PROBLEM DETAILS
Retype all entries exactly as they stand, excluding pictures.
*** INFORMATION GIVEN ***
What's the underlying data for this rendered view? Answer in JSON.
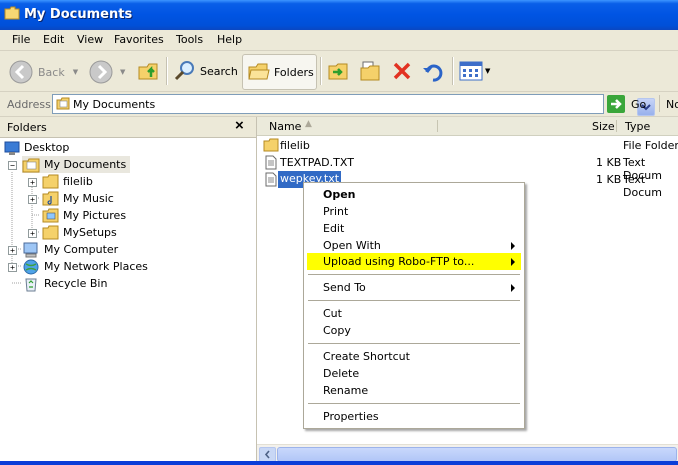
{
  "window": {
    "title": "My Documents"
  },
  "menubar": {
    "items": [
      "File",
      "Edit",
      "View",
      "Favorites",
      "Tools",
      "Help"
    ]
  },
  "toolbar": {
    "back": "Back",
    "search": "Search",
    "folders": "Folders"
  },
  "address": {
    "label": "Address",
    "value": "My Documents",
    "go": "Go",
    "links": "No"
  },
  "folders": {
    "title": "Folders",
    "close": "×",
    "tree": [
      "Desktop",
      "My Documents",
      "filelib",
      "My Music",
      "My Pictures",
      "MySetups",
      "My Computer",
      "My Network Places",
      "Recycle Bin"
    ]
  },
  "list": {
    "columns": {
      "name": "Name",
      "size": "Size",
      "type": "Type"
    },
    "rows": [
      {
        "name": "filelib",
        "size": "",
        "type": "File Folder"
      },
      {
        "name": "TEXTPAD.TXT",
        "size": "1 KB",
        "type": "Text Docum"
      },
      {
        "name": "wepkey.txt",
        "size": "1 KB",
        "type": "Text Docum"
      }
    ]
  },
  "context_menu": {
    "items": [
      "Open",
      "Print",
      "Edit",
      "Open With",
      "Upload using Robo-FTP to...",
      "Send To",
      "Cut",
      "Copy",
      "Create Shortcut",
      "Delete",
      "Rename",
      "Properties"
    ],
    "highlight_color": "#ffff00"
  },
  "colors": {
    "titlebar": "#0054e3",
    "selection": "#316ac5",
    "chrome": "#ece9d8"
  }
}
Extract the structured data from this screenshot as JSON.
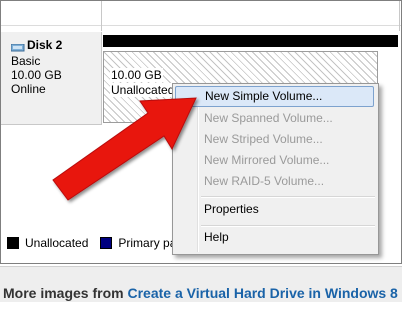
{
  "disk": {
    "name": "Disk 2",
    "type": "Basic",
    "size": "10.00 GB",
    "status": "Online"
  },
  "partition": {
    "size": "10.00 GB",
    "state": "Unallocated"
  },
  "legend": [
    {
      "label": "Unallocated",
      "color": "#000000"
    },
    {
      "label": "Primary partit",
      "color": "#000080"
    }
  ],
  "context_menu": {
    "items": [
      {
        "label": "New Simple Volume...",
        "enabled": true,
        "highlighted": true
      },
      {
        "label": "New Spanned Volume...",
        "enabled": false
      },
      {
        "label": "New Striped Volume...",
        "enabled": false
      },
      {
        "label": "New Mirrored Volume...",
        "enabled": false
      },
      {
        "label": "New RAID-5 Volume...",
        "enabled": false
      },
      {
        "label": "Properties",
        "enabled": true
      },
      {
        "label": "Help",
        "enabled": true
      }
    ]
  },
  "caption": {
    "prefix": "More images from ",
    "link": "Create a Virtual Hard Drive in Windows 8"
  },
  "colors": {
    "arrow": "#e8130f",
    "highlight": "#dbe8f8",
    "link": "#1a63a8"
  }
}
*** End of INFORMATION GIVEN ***
EXERCISE OUTPUT
What's the underlying data for this rendered view? Answer in JSON.
{
  "window": {
    "title": "My Documents"
  },
  "menubar": {
    "items": [
      "File",
      "Edit",
      "View",
      "Favorites",
      "Tools",
      "Help"
    ]
  },
  "toolbar": {
    "back": "Back",
    "search": "Search",
    "folders": "Folders"
  },
  "address": {
    "label": "Address",
    "value": "My Documents",
    "go": "Go",
    "links": "No"
  },
  "folders": {
    "title": "Folders",
    "close": "×",
    "tree": [
      "Desktop",
      "My Documents",
      "filelib",
      "My Music",
      "My Pictures",
      "MySetups",
      "My Computer",
      "My Network Places",
      "Recycle Bin"
    ]
  },
  "list": {
    "columns": {
      "name": "Name",
      "size": "Size",
      "type": "Type"
    },
    "rows": [
      {
        "name": "filelib",
        "size": "",
        "type": "File Folder"
      },
      {
        "name": "TEXTPAD.TXT",
        "size": "1 KB",
        "type": "Text Docum"
      },
      {
        "name": "wepkey.txt",
        "size": "1 KB",
        "type": "Text Docum"
      }
    ]
  },
  "context_menu": {
    "items": [
      "Open",
      "Print",
      "Edit",
      "Open With",
      "Upload using Robo-FTP to...",
      "Send To",
      "Cut",
      "Copy",
      "Create Shortcut",
      "Delete",
      "Rename",
      "Properties"
    ],
    "highlight_color": "#ffff00"
  },
  "colors": {
    "titlebar": "#0054e3",
    "selection": "#316ac5",
    "chrome": "#ece9d8"
  }
}
Extract the structured data from this screenshot as JSON.
{
  "disk": {
    "name": "Disk 2",
    "type": "Basic",
    "size": "10.00 GB",
    "status": "Online"
  },
  "partition": {
    "size": "10.00 GB",
    "state": "Unallocated"
  },
  "legend": [
    {
      "label": "Unallocated",
      "color": "#000000"
    },
    {
      "label": "Primary partit",
      "color": "#000080"
    }
  ],
  "context_menu": {
    "items": [
      {
        "label": "New Simple Volume...",
        "enabled": true,
        "highlighted": true
      },
      {
        "label": "New Spanned Volume...",
        "enabled": false
      },
      {
        "label": "New Striped Volume...",
        "enabled": false
      },
      {
        "label": "New Mirrored Volume...",
        "enabled": false
      },
      {
        "label": "New RAID-5 Volume...",
        "enabled": false
      },
      {
        "label": "Properties",
        "enabled": true
      },
      {
        "label": "Help",
        "enabled": true
      }
    ]
  },
  "caption": {
    "prefix": "More images from ",
    "link": "Create a Virtual Hard Drive in Windows 8"
  },
  "colors": {
    "arrow": "#e8130f",
    "highlight": "#dbe8f8",
    "link": "#1a63a8"
  }
}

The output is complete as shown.